British travellers must now be extra vigilant about taking out travel insurance as the EHIC travel card system will no longer be valid. In the past, British travellers could use the Spanish health service if they experienced an accident or fell ill due to a reciprocal arrangement which will end on 31st December, so it is now essential to ensure that any travel insurance includes health cover.
This is particularly important for second home owners intending to stay for 3 months, who must also ensure that they bring sufficient prescriptions to cover their needs for the time spent in Spain.
It’s also important for those intending to drive in Europe to check that they have an international driving permit or a “green card” from their insurer before hitting the roads in Europe.
There is certainly expected to be a period of confusion and a slightly “messy” first couple of months, particularly if the coronavirus pandemic continues to generate high levels of new cases and if there is a hard Brexit.
The EU has today put out a statement proposing four contingency measures “to mitigate some of the significant disruptions” if a deal is not in place:
The aim of these contingency measures is to cater for the period during which there is no agreement in place. If no agreement enters into application, they will end after a fixed period.
President von der Leyen said: “Negotiations are still ongoing. However, given that the end of the transition is very near, there is no guarantee that if and when an agreement is found, it can enter into force on time. Our responsibility is to be prepared for all eventualities, including not having a deal in place with the UK on 1 January 2021. That is why we are coming forward with these measures today”.

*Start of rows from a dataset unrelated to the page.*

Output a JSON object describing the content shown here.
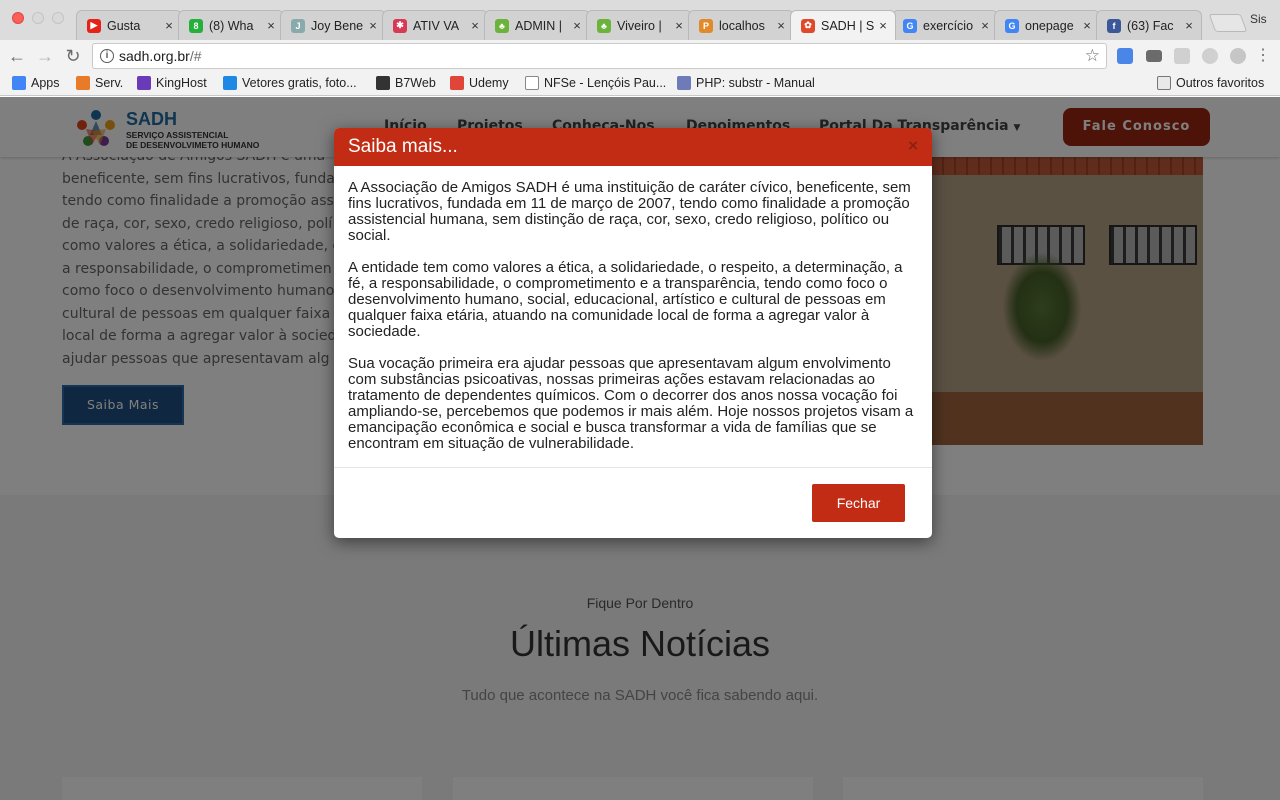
{
  "browser": {
    "tabs": [
      {
        "title": "Gusta",
        "icon": "youtube-icon",
        "color": "#e62117",
        "glyph": "▶",
        "active": false
      },
      {
        "title": "(8) Wha",
        "icon": "whatsapp-icon",
        "color": "#25b03a",
        "glyph": "8",
        "active": false
      },
      {
        "title": "Joy Bene",
        "icon": "joy-icon",
        "color": "#8aa",
        "glyph": "J",
        "active": false
      },
      {
        "title": "ATIV VA",
        "icon": "star-icon",
        "color": "#d83a55",
        "glyph": "✱",
        "active": false
      },
      {
        "title": "ADMIN |",
        "icon": "leaf-icon",
        "color": "#6bb33a",
        "glyph": "♣",
        "active": false
      },
      {
        "title": "Viveiro |",
        "icon": "leaf-icon",
        "color": "#6bb33a",
        "glyph": "♣",
        "active": false
      },
      {
        "title": "localhos",
        "icon": "phpmyadmin-icon",
        "color": "#e08a2a",
        "glyph": "P",
        "active": false
      },
      {
        "title": "SADH | S",
        "icon": "sadh-icon",
        "color": "#e04a2a",
        "glyph": "✿",
        "active": true
      },
      {
        "title": "exercício",
        "icon": "google-icon",
        "color": "#4285f4",
        "glyph": "G",
        "active": false
      },
      {
        "title": "onepage",
        "icon": "google-icon",
        "color": "#4285f4",
        "glyph": "G",
        "active": false
      },
      {
        "title": "(63) Fac",
        "icon": "facebook-icon",
        "color": "#3b5998",
        "glyph": "f",
        "active": false
      }
    ],
    "profile_label": "Sis",
    "url_host": "sadh.org.br",
    "url_path": "/#",
    "bookmarks": [
      {
        "label": "Apps",
        "icon": "apps-icon",
        "color": "#4285f4"
      },
      {
        "label": "Serv.",
        "icon": "cloud-icon",
        "color": "#e87a2a"
      },
      {
        "label": "KingHost",
        "icon": "kinghost-icon",
        "color": "#6a3ab8"
      },
      {
        "label": "Vetores gratis, foto...",
        "icon": "freepik-icon",
        "color": "#1e88e5"
      },
      {
        "label": "B7Web",
        "icon": "b7web-icon",
        "color": "#333333"
      },
      {
        "label": "Udemy",
        "icon": "udemy-icon",
        "color": "#e0453a"
      },
      {
        "label": "NFSe - Lençóis Pau...",
        "icon": "document-icon",
        "color": "#ffffff"
      },
      {
        "label": "PHP: substr - Manual",
        "icon": "php-icon",
        "color": "#6e7bb8"
      }
    ],
    "other_bookmarks": "Outros favoritos"
  },
  "site": {
    "logo_title": "SADH",
    "logo_sub_1": "SERVIÇO ASSISTENCIAL",
    "logo_sub_2": "DE DESENVOLVIMETO HUMANO",
    "menu": [
      "Início",
      "Projetos",
      "Conheça-Nos",
      "Depoimentos",
      "Portal Da Transparência"
    ],
    "cta": "Fale Conosco",
    "about_lines": [
      "A Associação de Amigos SADH é uma",
      "beneficente, sem fins lucrativos, funda",
      "tendo como finalidade a promoção ass",
      "de raça, cor, sexo, credo religioso, polí",
      "como valores a ética, a solidariedade, o",
      "a responsabilidade, o comprometimen",
      "como foco o desenvolvimento humano",
      "cultural de pessoas em qualquer faixa",
      "local de forma a agregar valor à socied",
      "ajudar pessoas que apresentavam alg"
    ],
    "saiba_button": "Saiba Mais",
    "news_kicker": "Fique Por Dentro",
    "news_title": "Últimas Notícias",
    "news_sub": "Tudo que acontece na SADH você fica sabendo aqui."
  },
  "modal": {
    "title": "Saiba mais...",
    "close_glyph": "×",
    "paragraphs": [
      "A Associação de Amigos SADH é uma instituição de caráter cívico, beneficente, sem fins lucrativos, fundada em 11 de março de 2007, tendo como finalidade a promoção assistencial humana, sem distinção de raça, cor, sexo, credo religioso, político ou social.",
      "A entidade tem como valores a ética, a solidariedade, o respeito, a determinação, a fé, a responsabilidade, o comprometimento e a transparência, tendo como foco o desenvolvimento humano, social, educacional, artístico e cultural de pessoas em qualquer faixa etária, atuando na comunidade local de forma a agregar valor à sociedade.",
      "Sua vocação primeira era ajudar pessoas que apresentavam algum envolvimento com substâncias psicoativas, nossas primeiras ações estavam relacionadas ao tratamento de dependentes químicos. Com o decorrer dos anos nossa vocação foi ampliando-se, percebemos que podemos ir mais além. Hoje nossos projetos visam a emancipação econômica e social e busca transformar a vida de famílias que se encontram em situação de vulnerabilidade."
    ],
    "close_button": "Fechar"
  },
  "colors": {
    "accent_red": "#c22c14",
    "cta_red": "#9b2712",
    "brand_blue": "#1e4f80"
  }
}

• Basic air connectivity: A proposal for a regulation to ensure the provision of certain air services between the UK and the EU for 6 months, provided the UK ensures the same.
• Aviation safety: A proposal for a Regulation ensuring that various safety certificates for products can continue to be used in EU aircraft without disruption, thereby avoiding the grounding of EU aircraft.
• Basic road connectivity: A proposal for a regulation covering basic connectivity with regard to both road freight, and road passenger transport for 6 months, provided the UK assures the same to EU hauliers.
• Fisheries: A proposal for a Regulation to create the appropriate legal framework until 31 December 2021, or until a fisheries agreement with the UK has been concluded – whichever date is earlier – for continued reciprocal access by EU and UK vessels to each other’s waters after 31 December 2020. In order to guarantee the sustainability of fisheries and in light of the importance of fisheries for the economic livelihood of many communities, it is necessary to facilitate the procedures of authorisation of fishing vessels.
“The Commission will work closely with the European Parliament and Council with a view to facilitate entry into application on 1 January 2021 of all four proposed Regulations.
Readiness and preparedness for 1 January 2021 is now more important than ever. Disruption will happen with or without an agreement between the EU and the UK on their future relationship. This is the natural consequence of the United Kingdom’s decision to leave the Union and to no longer participate in the EU Single Market and Customs Union.
The Commission, it says, has always been very clear about this.”
So regardless of whether a deal is struck, change is on the horizon from January 1st and all those intending to holiday in Spain during the first few months of the year should be extremely careful about making too many detailed plans until it’s a little clearer exactly what the situation will be regarding coronavirus, as this could well prevent UK nationals from entering Europe.